WORK REQUIRED: The records below are to be copied exactly, with every picture left out.

(Page and application data records)
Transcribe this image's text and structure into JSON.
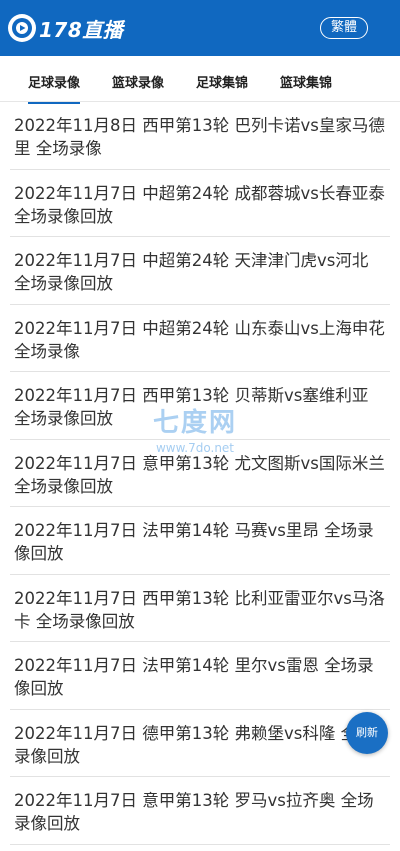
{
  "header": {
    "logo_text": "178直播",
    "traditional_button": "繁體"
  },
  "tabs": [
    {
      "label": "足球录像"
    },
    {
      "label": "篮球录像"
    },
    {
      "label": "足球集锦"
    },
    {
      "label": "篮球集锦"
    }
  ],
  "items": [
    {
      "text": "2022年11月8日 西甲第13轮 巴列卡诺vs皇家马德里 全场录像"
    },
    {
      "text": "2022年11月7日 中超第24轮 成都蓉城vs长春亚泰 全场录像回放"
    },
    {
      "text": "2022年11月7日 中超第24轮 天津津门虎vs河北 全场录像回放"
    },
    {
      "text": "2022年11月7日 中超第24轮 山东泰山vs上海申花 全场录像"
    },
    {
      "text": "2022年11月7日 西甲第13轮 贝蒂斯vs塞维利亚 全场录像回放"
    },
    {
      "text": "2022年11月7日 意甲第13轮 尤文图斯vs国际米兰 全场录像回放"
    },
    {
      "text": "2022年11月7日 法甲第14轮 马赛vs里昂 全场录像回放"
    },
    {
      "text": "2022年11月7日 西甲第13轮 比利亚雷亚尔vs马洛卡 全场录像回放"
    },
    {
      "text": "2022年11月7日 法甲第14轮 里尔vs雷恩 全场录像回放"
    },
    {
      "text": "2022年11月7日 德甲第13轮 弗赖堡vs科隆 全场录像回放"
    },
    {
      "text": "2022年11月7日 意甲第13轮 罗马vs拉齐奥 全场录像回放"
    }
  ],
  "watermark": {
    "main": "七度网",
    "sub": "www.7do.net"
  },
  "refresh_button": "刷新",
  "colors": {
    "brand": "#1068c0",
    "text": "#333333",
    "divider": "#e2e2e2"
  }
}
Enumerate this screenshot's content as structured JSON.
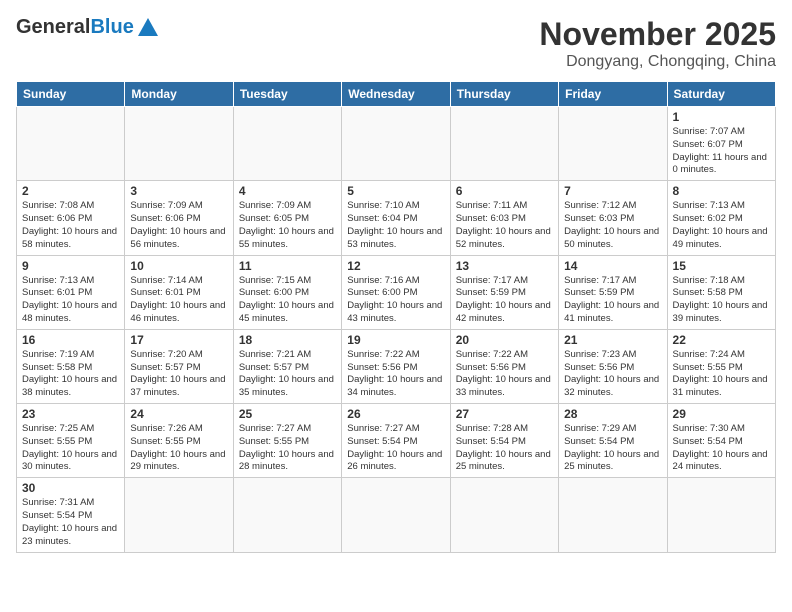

YOUR RESPONSE:
Transcribe this image's text and structure into JSON.
{
  "header": {
    "logo_text": "178直播",
    "traditional_button": "繁體"
  },
  "tabs": [
    {
      "label": "足球录像"
    },
    {
      "label": "篮球录像"
    },
    {
      "label": "足球集锦"
    },
    {
      "label": "篮球集锦"
    }
  ],
  "items": [
    {
      "text": "2022年11月8日 西甲第13轮 巴列卡诺vs皇家马德里 全场录像"
    },
    {
      "text": "2022年11月7日 中超第24轮 成都蓉城vs长春亚泰 全场录像回放"
    },
    {
      "text": "2022年11月7日 中超第24轮 天津津门虎vs河北 全场录像回放"
    },
    {
      "text": "2022年11月7日 中超第24轮 山东泰山vs上海申花 全场录像"
    },
    {
      "text": "2022年11月7日 西甲第13轮 贝蒂斯vs塞维利亚 全场录像回放"
    },
    {
      "text": "2022年11月7日 意甲第13轮 尤文图斯vs国际米兰 全场录像回放"
    },
    {
      "text": "2022年11月7日 法甲第14轮 马赛vs里昂 全场录像回放"
    },
    {
      "text": "2022年11月7日 西甲第13轮 比利亚雷亚尔vs马洛卡 全场录像回放"
    },
    {
      "text": "2022年11月7日 法甲第14轮 里尔vs雷恩 全场录像回放"
    },
    {
      "text": "2022年11月7日 德甲第13轮 弗赖堡vs科隆 全场录像回放"
    },
    {
      "text": "2022年11月7日 意甲第13轮 罗马vs拉齐奥 全场录像回放"
    }
  ],
  "watermark": {
    "main": "七度网",
    "sub": "www.7do.net"
  },
  "refresh_button": "刷新",
  "colors": {
    "brand": "#1068c0",
    "text": "#333333",
    "divider": "#e2e2e2"
  }
}
Enumerate this screenshot's content as structured JSON.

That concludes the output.